> **DATA FOR THIS TASK**
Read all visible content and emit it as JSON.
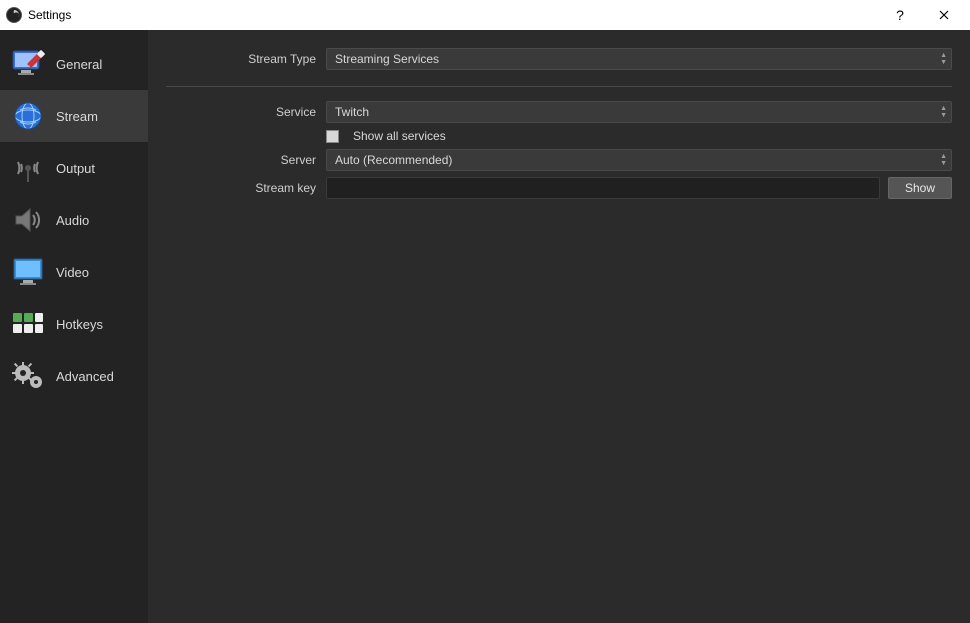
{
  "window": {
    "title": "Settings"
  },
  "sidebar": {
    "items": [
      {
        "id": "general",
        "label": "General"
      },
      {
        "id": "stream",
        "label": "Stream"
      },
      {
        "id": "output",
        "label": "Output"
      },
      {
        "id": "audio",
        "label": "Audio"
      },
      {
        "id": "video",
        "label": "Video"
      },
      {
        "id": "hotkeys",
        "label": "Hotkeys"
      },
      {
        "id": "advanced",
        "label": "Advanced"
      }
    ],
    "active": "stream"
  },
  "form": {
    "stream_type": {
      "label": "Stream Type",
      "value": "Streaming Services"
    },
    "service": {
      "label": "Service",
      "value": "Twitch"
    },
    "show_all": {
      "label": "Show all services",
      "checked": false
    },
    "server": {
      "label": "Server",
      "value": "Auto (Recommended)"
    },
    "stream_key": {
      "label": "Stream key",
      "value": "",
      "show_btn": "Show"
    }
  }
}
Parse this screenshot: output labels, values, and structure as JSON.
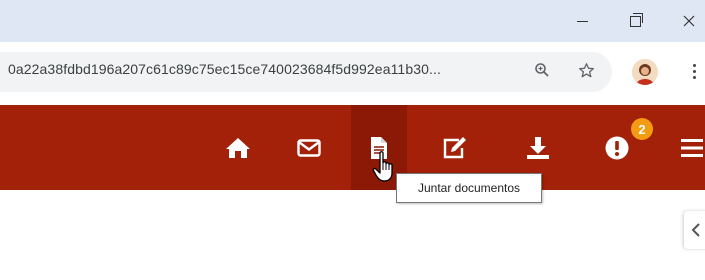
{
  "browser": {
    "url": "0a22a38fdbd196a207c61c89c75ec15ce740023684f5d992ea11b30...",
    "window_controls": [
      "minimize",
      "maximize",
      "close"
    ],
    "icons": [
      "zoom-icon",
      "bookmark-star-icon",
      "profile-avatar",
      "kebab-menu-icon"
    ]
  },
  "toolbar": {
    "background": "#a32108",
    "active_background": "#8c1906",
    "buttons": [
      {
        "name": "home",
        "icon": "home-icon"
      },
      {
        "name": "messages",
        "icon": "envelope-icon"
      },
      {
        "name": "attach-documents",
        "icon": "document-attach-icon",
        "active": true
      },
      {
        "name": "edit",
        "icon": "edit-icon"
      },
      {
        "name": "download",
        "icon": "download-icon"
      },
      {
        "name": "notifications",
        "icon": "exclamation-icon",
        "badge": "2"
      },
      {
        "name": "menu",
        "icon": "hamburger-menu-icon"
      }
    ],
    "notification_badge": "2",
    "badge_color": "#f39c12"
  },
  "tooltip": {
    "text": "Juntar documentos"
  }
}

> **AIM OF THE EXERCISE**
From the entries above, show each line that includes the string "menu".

> **TASK OUTPUT**
      "kebab-menu-icon"
        "name": "menu",
        "icon": "hamburger-menu-icon"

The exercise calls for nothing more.